Edward B. Borris, Assistant Editor, Divorce Litigation
Interference by one parent in the relationship of a child and the other parent is almost never in the child’s best interests. In fact, in extreme cases, actions by one parent to alienate the affections of the child from the other parent, to interfere win the other parent’s visitation rights, or to remove the child to a distant state or country can often lead to liability in tort. See generally E. Borris, “Torts Arising Out of Interference with Custody and Visitation,” 7 Divorce Litigation 192 (1995). Tort liability is not always an option, however, as many courts refuse to award damages based upon interference with visitation rights. E.g., Cosner v. Ridinger, 882 P.2d 1243 (Wyo.1994).
Visitation rights are taken seriously by courts, as it is generally felt that it is in the best interest of the child to spend time with both parents. Because of the importance that courts place on the child’s best interest when determining custody arrangements, child visitation rights can rarely, if ever be legally denied by the custodial parent.
UNJUSTIFIED CONTACT DENIAL IS CHILD ABUSE JUDGE MANNO-SCHURR
The denial of child visitation rights are most commonly thought of as situations in which a custodial parent blatantly refuses to allow the non-custodial parent to see the child. A typical example of this scenario would be when the custodial parent, who has full custody of the son, refuses to let the son get into his other parent’s car when arrangements were made to come to pick him up for his visitation period. However, visitation rights can also be illegally denied in more subtle ways.

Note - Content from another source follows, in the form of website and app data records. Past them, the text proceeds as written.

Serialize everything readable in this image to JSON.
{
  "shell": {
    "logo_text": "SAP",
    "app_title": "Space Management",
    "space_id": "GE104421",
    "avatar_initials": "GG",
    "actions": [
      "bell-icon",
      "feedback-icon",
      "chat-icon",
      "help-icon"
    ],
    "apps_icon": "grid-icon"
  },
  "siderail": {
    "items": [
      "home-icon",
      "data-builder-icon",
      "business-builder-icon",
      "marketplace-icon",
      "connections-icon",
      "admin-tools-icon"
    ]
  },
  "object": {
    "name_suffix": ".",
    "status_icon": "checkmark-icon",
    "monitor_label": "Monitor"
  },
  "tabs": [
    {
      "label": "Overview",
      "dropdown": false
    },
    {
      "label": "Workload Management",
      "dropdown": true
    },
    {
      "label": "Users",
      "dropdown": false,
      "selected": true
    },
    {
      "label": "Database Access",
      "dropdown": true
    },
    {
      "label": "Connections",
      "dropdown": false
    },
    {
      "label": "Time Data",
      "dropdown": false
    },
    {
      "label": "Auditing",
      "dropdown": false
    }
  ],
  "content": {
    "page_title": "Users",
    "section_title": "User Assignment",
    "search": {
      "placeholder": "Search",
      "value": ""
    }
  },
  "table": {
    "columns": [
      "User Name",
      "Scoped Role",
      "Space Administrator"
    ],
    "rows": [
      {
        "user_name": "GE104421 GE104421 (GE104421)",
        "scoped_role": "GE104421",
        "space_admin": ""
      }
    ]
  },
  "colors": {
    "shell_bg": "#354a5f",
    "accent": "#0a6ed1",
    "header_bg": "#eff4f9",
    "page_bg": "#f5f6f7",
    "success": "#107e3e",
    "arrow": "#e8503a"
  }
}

For example, it is also illegal for a custodial parent to refuse visitation rights on the basis that they don’t like the non-custodial parent’s significant other; the child is sick; the child is visiting relatives; the child is out of town or at another scheduled activity; or for almost any other basis. Further, in cases where there is an emergency just before a scheduled visitation, such as when the child must be taken to the hospital, the noncustodial parent should be notified so that they may visit the child there.
A denial of visitation rights by the custodial parent to a non-custodial parent, absent a change in an existing court order for visitation rights, is illegal. This is true both in situations in which the parents have agreed on a parenting plan outside of court, and in situations in which scheduled visitation has been ordered by the court. The legal phrase for this scenario is called frustration of child visitation rights, and in many states this can be cause to change the court-ordered child custody arrangement and hold the custodial parent in contempt of court.